In the words of the author, “… the sun and the Marquis decreasing together … “(Dickens, 114) Madame Defarge’s knitting is also a symbol of impending doom, as she tape-records the names of all those who are to pass away when the transformation takes place.; br;; br; Dickens likewise reveals his disillusionment with a few of the outcomes of the French Revolution. He thought that individuals did not simply liberate themselves, however also took vengeance towards the aristocracy. This is verified in the discussion between the revolutionaries:” Well, well, however one must stop somewhere. After all, the concern is still where? At extermination,’ said madame. “(Dickens, 341) Madame Defarge embodies this mindset, as she wants to have Charles Darnay killed, not due to the fact that he has actually done something wrong, however due to the fact that he belongs to the Evrmonde household, which killed her relative. Though “Dickens seems almost to regard violence as the one method to bring about social change,”(Lucas,288) he then began to denounce the actions taken by some of the revolutionaries. The citizens let their righteous cause become vengefulness. Even servants and house maids to the aristocrats were beheaded, although they had not really done anything wrong. lt; br;; br; Animal Farm and A Tale of Two Cities were composed to express their authors’ disenchantment with the state of evolution of humanity. They seem to be stating, that even when we start with honourable intents, there will be a few of us who will let their base instincts take control. Orwell, in Animal Farm portrays this nature by parodying events in real history. Offered the best conditions, those events could occur anywhere– a leader ending up being overly ambitious, to the point of harming his people for morepower.
In A Tale of 2 Cities, Dickens analyzes the inner soul, and shares with us how people are driven to the valley of human feelings, where desperation and anger reign, and what could happen afterwards if we let these emotions develop inside. Every person is capable of ending up being a callous, opportunistic resembling Napoleon or Madame Defarge, if placed in the ideal location, at the correct time.

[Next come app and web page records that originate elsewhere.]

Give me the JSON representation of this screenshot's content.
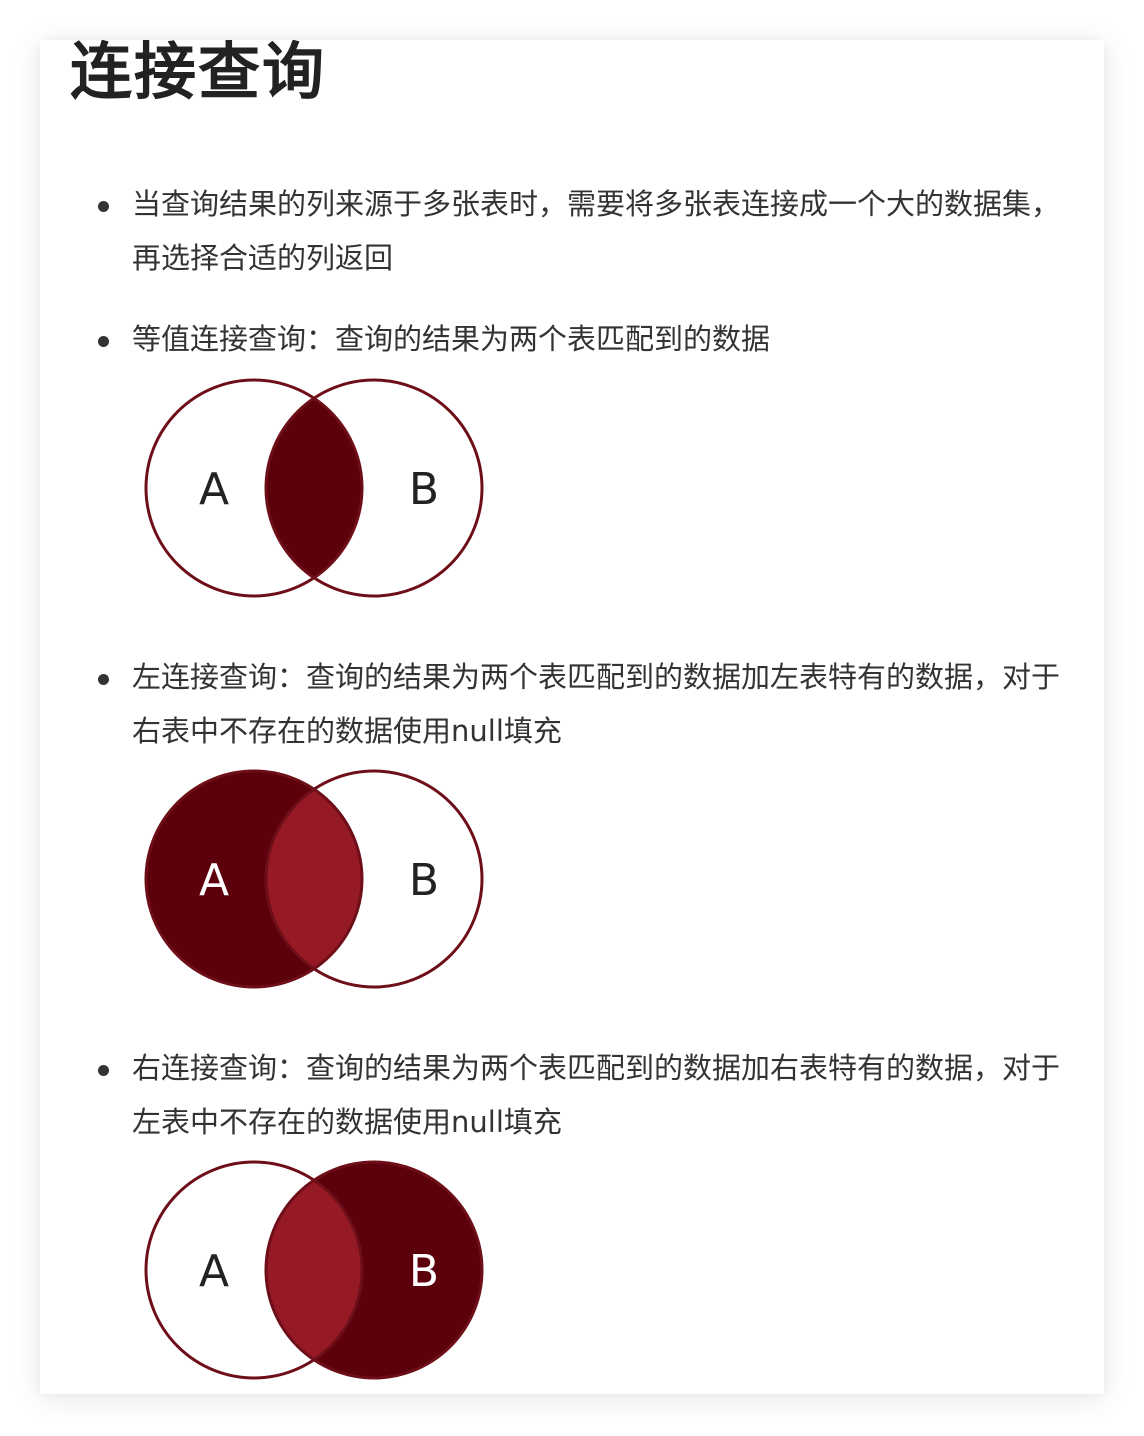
{
  "title": "连接查询",
  "bullets": [
    {
      "text": "当查询结果的列来源于多张表时，需要将多张表连接成一个大的数据集，再选择合适的列返回"
    },
    {
      "text": "等值连接查询：查询的结果为两个表匹配到的数据"
    },
    {
      "text": "左连接查询：查询的结果为两个表匹配到的数据加左表特有的数据，对于右表中不存在的数据使用null填充"
    },
    {
      "text": "右连接查询：查询的结果为两个表匹配到的数据加右表特有的数据，对于左表中不存在的数据使用null填充"
    }
  ],
  "venn": {
    "label_a": "A",
    "label_b": "B",
    "colors": {
      "dark": "#5c000c",
      "mid": "#961a26",
      "outline": "#6e0e18"
    },
    "diagrams": [
      {
        "type": "inner",
        "highlight_a": false,
        "highlight_b": false
      },
      {
        "type": "left",
        "highlight_a": true,
        "highlight_b": false
      },
      {
        "type": "right",
        "highlight_a": false,
        "highlight_b": true
      }
    ]
  }
}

Works Cited Coles Editorial Board. Coles Notes: Animal Farm. Toronto: Coles Publishing Company, 1996. < Dickens, Charles. A Tale of 2 Cities.
London: Orion Publishing Group, 1994. < Gardner, Averil. George Orwell. Boston: Twayne Publishers, 1987. < Kaplan, Fred. Dickens: A Bibliography. New York: William Morrow & & Company, Ltd., 1988. < King, Martin. Trainees' Guide to Animal Farm. Scotland: Tynron Press, 1989.; br;; li; Lucas, John. The Melancholy Man: A Research Study of Dickens' Books. London: N. P., N. D. < Orwell, George. Animal Farm. London: Penguin Books, 1985. Shelden, Michael. Orwell: The Authorised Biography. London: Mandarin Paperbacks, 1992.